Wednesday, 29 October 2008

C# - Generating Strong Typed Datasets

Over the past few weeks I have been working with Strong Typed Datasets in C# to parse XML content easily and more efficiently.

If you've ever had an Xml file and struggled to flawlessly parse it without errors, and write it back (using System.Xml namespace objects like: XMLReader or XmlDocument) then you should take a look at Strong typed Datasets.

If you've worked with Datasets, then this should come naturally. The idea is, once the XML content has been parsed into the Dataset, we can access the data through column and row information within the Dataset.

Heres how we go about it...

1. Find the "xsd.exe" tool. This is shipped with all versions of Visual Studio or can be downloaded from Microsoft's download center. This will allow us to create an XSD and .cs file for our Xml File.
2. Ensure your Xml File is valid Xml.
3. Use the xsd.exe tool to create the XSD and .cs from your xml by command line.

xsd.exe .xml - This will generate the schema (XSD) based on the XML File.
xsd.exe .xsd /d - This will generate the .cs based on the schema (XSD).

Heres a batch script to automate this process...

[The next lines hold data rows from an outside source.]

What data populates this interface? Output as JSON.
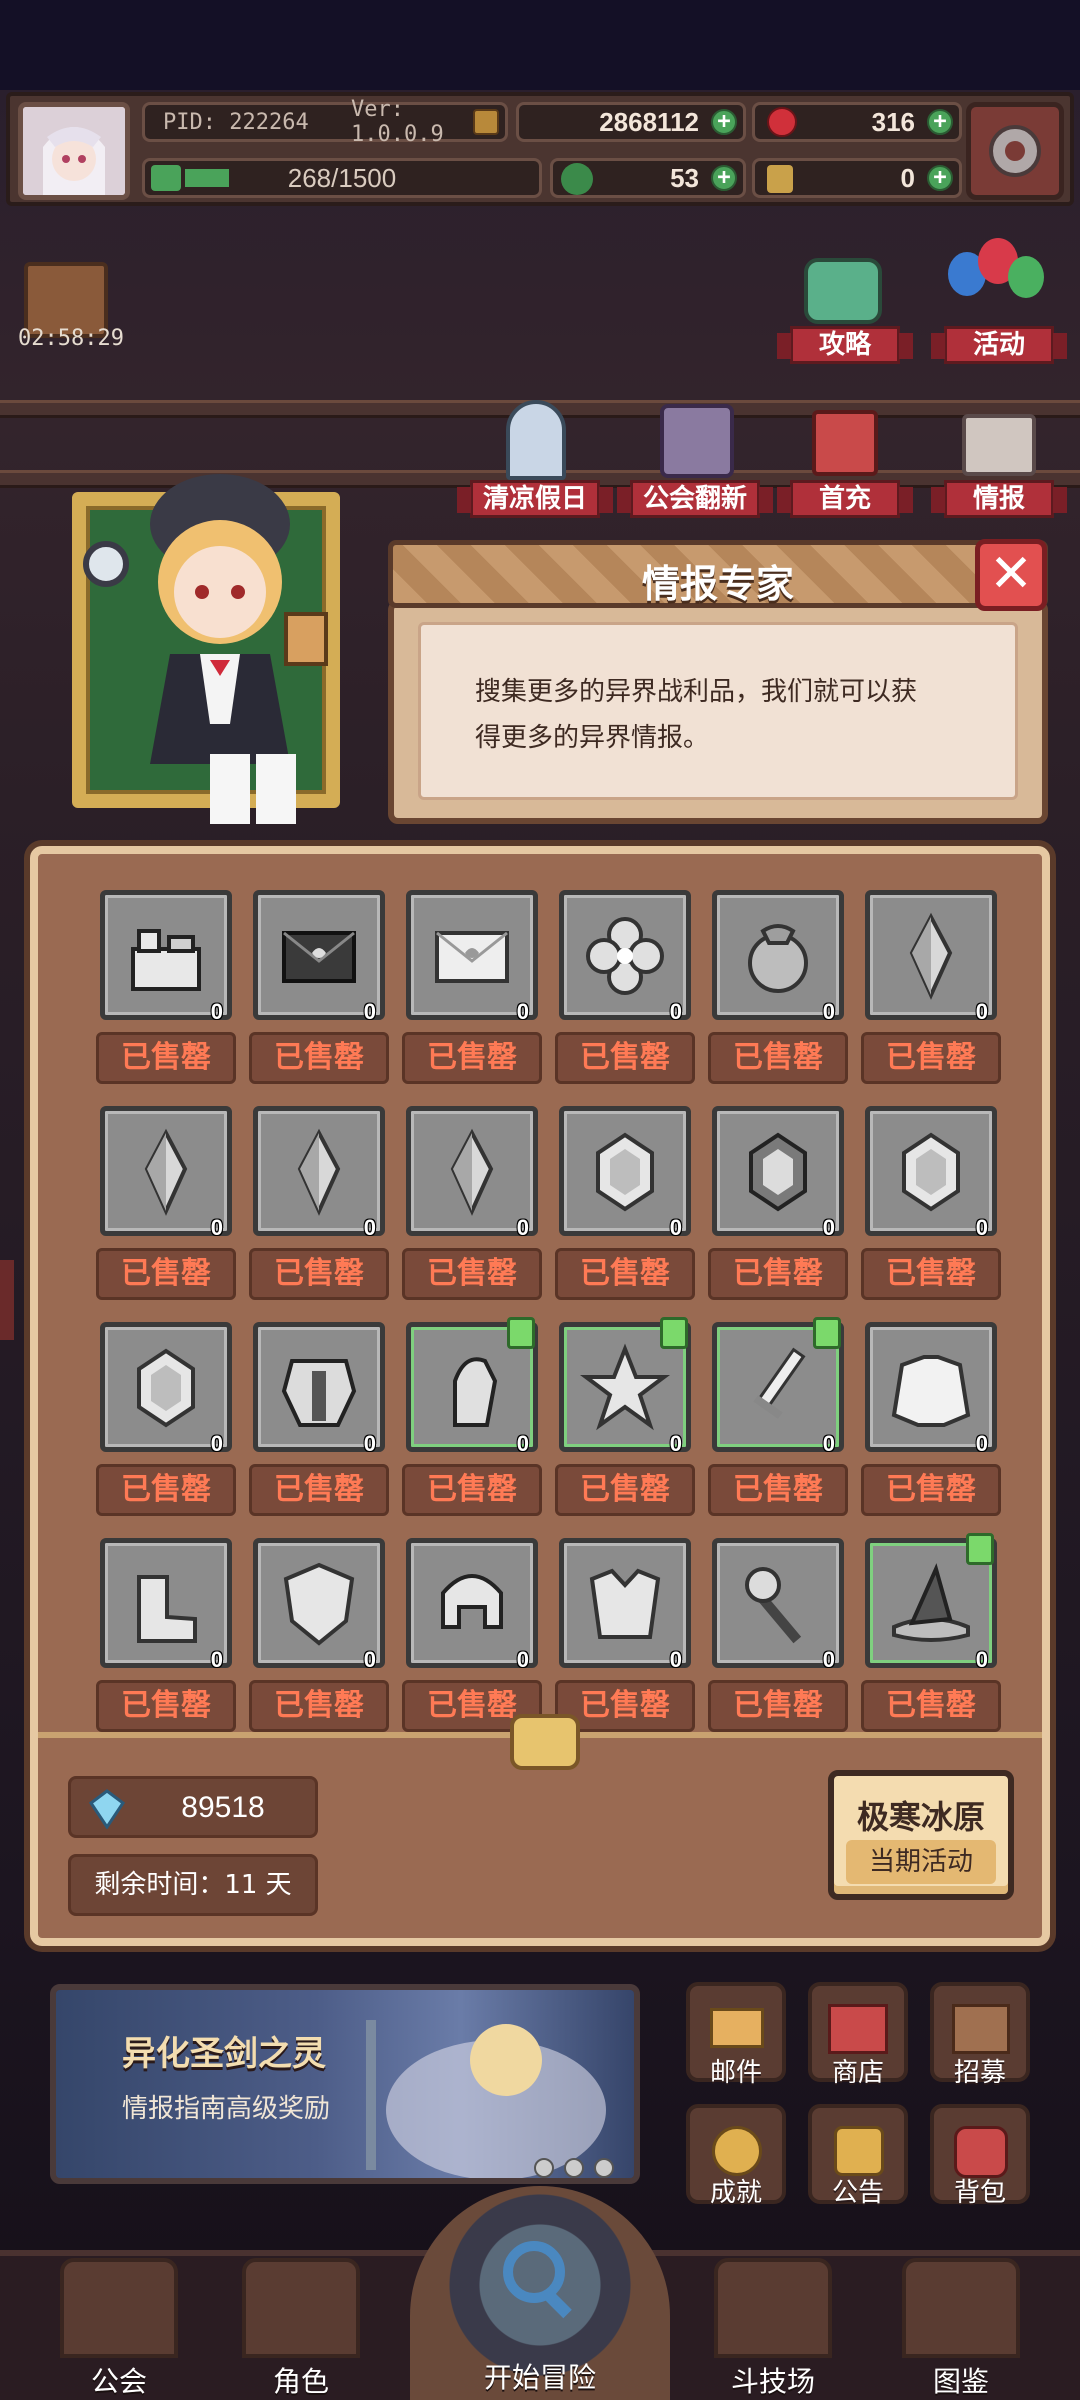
{
  "hud": {
    "pid": "PID: 222264",
    "version": "Ver: 1.0.0.9",
    "gold": "2868112",
    "gems": "316",
    "exp": "268/1500",
    "clover": "53",
    "tickets": "0"
  },
  "gift_timer": "02:58:29",
  "side_menu": {
    "guide": "攻略",
    "activity": "活动",
    "holiday": "清凉假日",
    "guild_refresh": "公会翻新",
    "first_charge": "首充",
    "intel": "情报"
  },
  "dialog": {
    "title": "情报专家",
    "close": "✕",
    "text_line1": "搜集更多的异界战利品，我们就可以获",
    "text_line2": "得更多的异界情报。"
  },
  "items": [
    {
      "icon": "castle-icon",
      "count": "0",
      "status": "已售罄",
      "upgrade": false
    },
    {
      "icon": "dark-letter-icon",
      "count": "0",
      "status": "已售罄",
      "upgrade": false
    },
    {
      "icon": "light-letter-icon",
      "count": "0",
      "status": "已售罄",
      "upgrade": false
    },
    {
      "icon": "flower-icon",
      "count": "0",
      "status": "已售罄",
      "upgrade": false
    },
    {
      "icon": "pouch-icon",
      "count": "0",
      "status": "已售罄",
      "upgrade": false
    },
    {
      "icon": "crystal-icon",
      "count": "0",
      "status": "已售罄",
      "upgrade": false
    },
    {
      "icon": "crystal-icon",
      "count": "0",
      "status": "已售罄",
      "upgrade": false
    },
    {
      "icon": "crystal-icon",
      "count": "0",
      "status": "已售罄",
      "upgrade": false
    },
    {
      "icon": "crystal-icon",
      "count": "0",
      "status": "已售罄",
      "upgrade": false
    },
    {
      "icon": "gem-icon",
      "count": "0",
      "status": "已售罄",
      "upgrade": false
    },
    {
      "icon": "dark-gem-icon",
      "count": "0",
      "status": "已售罄",
      "upgrade": false
    },
    {
      "icon": "gem-icon",
      "count": "0",
      "status": "已售罄",
      "upgrade": false
    },
    {
      "icon": "gem-icon",
      "count": "0",
      "status": "已售罄",
      "upgrade": false
    },
    {
      "icon": "armor-icon",
      "count": "0",
      "status": "已售罄",
      "upgrade": false
    },
    {
      "icon": "gauntlet-icon",
      "count": "0",
      "status": "已售罄",
      "upgrade": true
    },
    {
      "icon": "star-emblem-icon",
      "count": "0",
      "status": "已售罄",
      "upgrade": true
    },
    {
      "icon": "sword-icon",
      "count": "0",
      "status": "已售罄",
      "upgrade": true
    },
    {
      "icon": "robe-icon",
      "count": "0",
      "status": "已售罄",
      "upgrade": false
    },
    {
      "icon": "boots-icon",
      "count": "0",
      "status": "已售罄",
      "upgrade": false
    },
    {
      "icon": "shield-icon",
      "count": "0",
      "status": "已售罄",
      "upgrade": false
    },
    {
      "icon": "helmet-icon",
      "count": "0",
      "status": "已售罄",
      "upgrade": false
    },
    {
      "icon": "chestplate-icon",
      "count": "0",
      "status": "已售罄",
      "upgrade": false
    },
    {
      "icon": "mace-icon",
      "count": "0",
      "status": "已售罄",
      "upgrade": false
    },
    {
      "icon": "witch-hat-icon",
      "count": "0",
      "status": "已售罄",
      "upgrade": true
    }
  ],
  "footer": {
    "crystal_value": "89518",
    "time_left": "剩余时间：11 天",
    "event_name": "极寒冰原",
    "event_sub": "当期活动"
  },
  "banner": {
    "title": "异化圣剑之灵",
    "subtitle": "情报指南高级奖励"
  },
  "menu": {
    "mail": "邮件",
    "shop": "商店",
    "recruit": "招募",
    "achievement": "成就",
    "notice": "公告",
    "bag": "背包"
  },
  "nav": {
    "guild": "公会",
    "character": "角色",
    "start": "开始冒险",
    "arena": "斗技场",
    "codex": "图鉴"
  },
  "colors": {
    "sold_out_text": "#ff7a55",
    "panel_brown": "#9a6a52",
    "upgrade_green": "#7bd96b"
  }
}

@echo off
REM --- Get XML file name.
echo "What is the Path/Name of the XML file (excluding '.xml'): "
set /p XMlFile=
echo "Generating XSD Schema Definitions..."
xsd.exe %XMlFile%.xml
echo "Generating Strongly Typed DataSet file..."
xsd.exe %XMlFile%.xsd /d
echo "Strongly Typed DataSet Created Successfully!"

4. Add these 3 files to your C# project. You will notice the class name in the .cs file derives its name from the main tag within your xml. Don't forget to add the namepsace if applicable!
If you have done this corrently, you will notice the class inherits the DataSet class: "global::System.Data.DataSet" .

5. Create a new instance of the class, then call the "ReadXml()" method, specifiying the path to the XML file as a string. This will parse your XML file and popualte the Dataset. As the class was generated from the XSD, the template should match up!

6. You may also note that the instance you've created in step (5) contains accessors (one for each child note of your xml!)... Each of these has a "Rows" accessor, which will return a DataRowCollection object. If we run a loop on this collection, we will be able to extract the information!

If the "ReadXml()" function fails, you may need to re-structure your XML. The erros are quite self-explanatory, but generally this will fail due to an XML parser error.


No comments: